Marc Antoine’s latest album Laguna Beach (one I’m again reviewing here due to a technical snafu that apparently erased it from our pages) is another of the French guitarist’s smooth and rather exotic projects on which his light shines brightly.
Joined here by guitarist/producer Paul Brown, keyboardist/producer Philippe Saisse, trumpeter Rick Braun, bassist Roberto Vally, and saxman Greg Vail, Antoine sets the wheels in motion for slick-grooved tracks throughout.
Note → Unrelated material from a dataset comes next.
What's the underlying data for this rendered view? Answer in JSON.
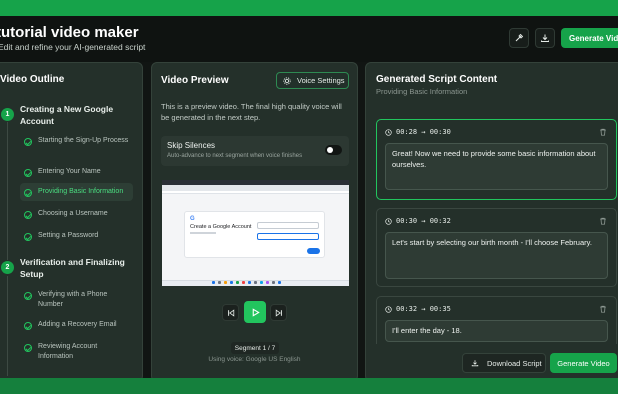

Kickin’ it off with the finger-snappin’, horn-driven “Why Not” — a track that has a bit if that 60s/70s Memphis feel, the album sprouts a life of its own as it confidently struts through with tracks like “This and That” featuring Brown and his very distinctive guitar work, the coolly funky and picturesque title track, the cool summer breeze called “Minority,” the Latin-tinged “Romantico,” and the snappy and catchy “High Five,” among others.
Knowing his way around a smooth groove, along with Brown et al. who know a thing or two about the C-jazz neighborhood, Antoine ensures that this venture can only be described as pleasantly expected. We have simply come to know that an Antoine album will be one chock full of jazz moves to which we will quickly warm. That notion is further advanced when you have Antoine producing and Brown mixing, as is the case here. Nothing less than the consummate jazz creation.
We rightfully talk a lot about up-and-coming artists who will, one day, take the musical baton and run with it, hopefully in the right direction, but Antoine and other vets like him (Saisse, Brown, and so many others) remind us that they still hold that fire, presence, and mustard that keeps the reins of the genre nestled firmly in hand for now. Let’s always acknowledge that while trumpeting the promise of tomorrow that is the new kid in town. – Ronald Jackson